Novon 12: 514, fig. 3. 2002. 2002
Plants loosely cespitose; rhizome internodes 7–58 mm, 1.2–2.2 mm thick. Culms purple-red to 4.8–11.4 cm at base, 8.9–39 cm; vegetative shoots 33–59 cm, 1.4–2.2 times as tall as culms. Leaves: green, widest blades 3–4.6 mm wide. Inflorescences 8.1–29 cm, 0.73–0.95 of culm height; internode between proximalmost scales in proximalmost spike 2.4–3.5 mm; internode between distal lateral spikes 0.4–7.4(–9.8) cm, longest internode between distal lateral spikes 0.9–7.4(–9.8) cm; peduncle of terminal spike 0.3–3.2(–6.8) cm, longest peduncle per plant 0.87–3.2(–6.8) cm; proximal bract sheaths tight, hyaline band of adaxial face of sheath with apex truncate or concave; ligules 4–4.9(–9.6) mm; blades uniformly green, bract blade of distalmost lateral spike exceeding terminal spike, longest bract blade of distalmost lateral spike 3.2–9.5 cm. Spikes 4–6, distalmost 2–3 spikes overlapping or, rarely, all spikes separate; lateral spikes pistillate, with 2–12 perigynia, longest spike per plant with (5–)7–12, 7–20 × 3.5–4.8 mm, ratio of longest lateral spike length (in mm) to flower number = 1.8–2.5; terminal spike 14–38 × 1.2–2.1 mm, longest per plant 17–38 mm, exceeding distalmost lateral spike Pistillate scales 2.5–4.2 × 1.4–2.2 mm, body 1.5–2.4 mm, midrib prolonged as awn 0.4–2.4 mm. Staminate scales 3.9–4.8 × 1.2–1.8 mm, apex acute, awn 0–2.2 mm. Perigynia distichously imbricate, prominently 49–66-veined, slightly inflated, narrowly obovate in outline, obtusely trigonous in cross section, 4.1–4.7 × 1.4–1.6, 2.7–3.1 times as long as wide, 1.8–1.9 times as long as achene bodies, base gradually tapered, apex gradually tapered; beak absent or straight, 0–0.4 mm, 0–0.1 of perigynium length. Achenes 2.9–3.4 × 1.3–1.4 mm, tightly enveloped by perigynia, base abruptly contracted, apex abruptly contracted; stipe 0.5–0.6 mm; body 2.2–2.6 mm; beak straight, 0.1–0.3 mm.
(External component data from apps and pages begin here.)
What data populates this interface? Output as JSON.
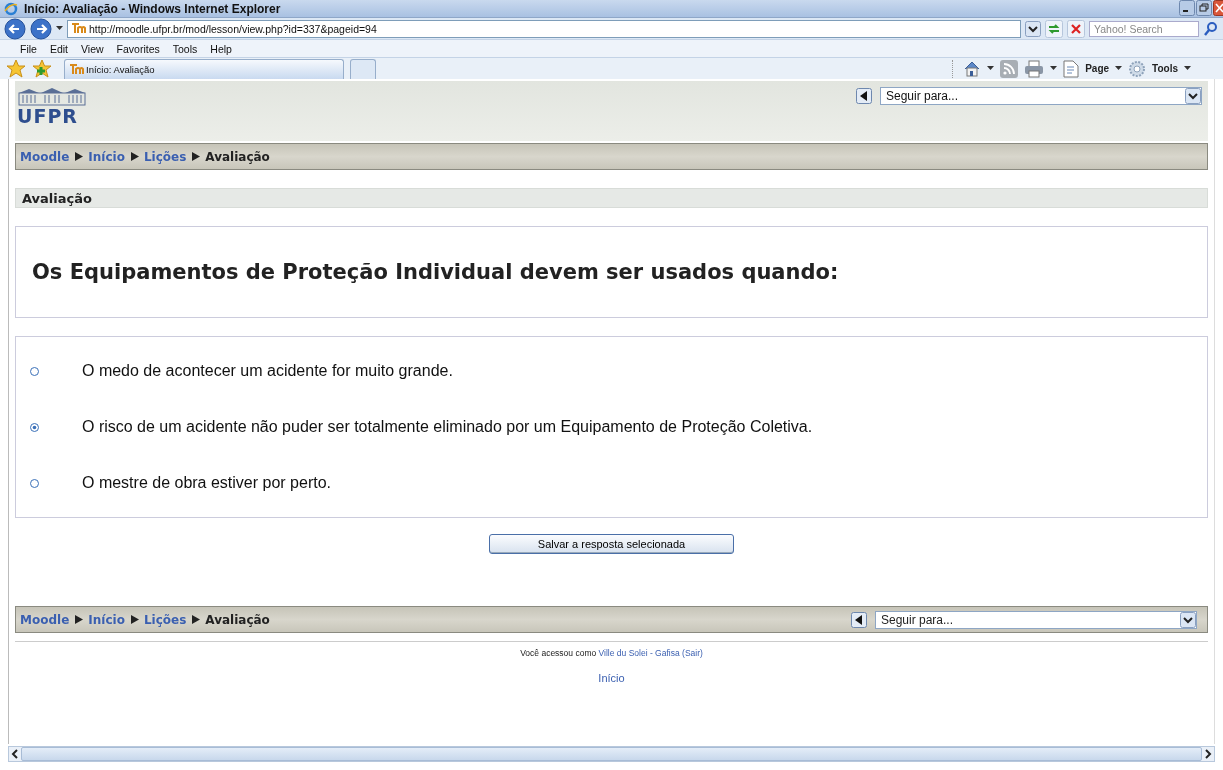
{
  "window": {
    "title": "Início: Avaliação - Windows Internet Explorer"
  },
  "address_bar": {
    "url": "http://moodle.ufpr.br/mod/lesson/view.php?id=337&pageid=94"
  },
  "search": {
    "placeholder": "Yahoo! Search"
  },
  "menu": [
    "File",
    "Edit",
    "View",
    "Favorites",
    "Tools",
    "Help"
  ],
  "tabs": [
    {
      "label": "Início: Avaliação",
      "selected": true
    }
  ],
  "command_bar": [
    "Page",
    "Tools"
  ],
  "logo": {
    "text": "UFPR"
  },
  "jump_menus": [
    {
      "placeholder": "Seguir para..."
    },
    {
      "placeholder": "Seguir para..."
    }
  ],
  "breadcrumbs": [
    [
      {
        "label": "Moodle",
        "link": true
      },
      {
        "label": "Início",
        "link": true
      },
      {
        "label": "Lições",
        "link": true
      },
      {
        "label": "Avaliação",
        "link": false
      }
    ],
    [
      {
        "label": "Moodle",
        "link": true
      },
      {
        "label": "Início",
        "link": true
      },
      {
        "label": "Lições",
        "link": true
      },
      {
        "label": "Avaliação",
        "link": false
      }
    ]
  ],
  "section_heading": "Avaliação",
  "question": "Os Equipamentos de Proteção Individual devem ser usados quando:",
  "answers": [
    {
      "text": "O medo de acontecer um acidente for muito grande.",
      "selected": false
    },
    {
      "text": "O risco de um acidente não puder ser totalmente eliminado por um Equipamento de Proteção Coletiva.",
      "selected": true
    },
    {
      "text": "O mestre de obra estiver por perto.",
      "selected": false
    }
  ],
  "submit_button": "Salvar a resposta selecionada",
  "login_info": {
    "prefix": "Você acessou como",
    "user": "Ville du Solei - Gafisa",
    "logout": "(Sair)"
  },
  "home_link": "Início"
}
Phenology: Fruiting spring.
Habitat: Mesic deciduous forests, in sandy loams
Elevation: 0–30 m
Of conservation concern.
Carex paeninsulae is rare and restricted to the northern half of the Florida peninsula.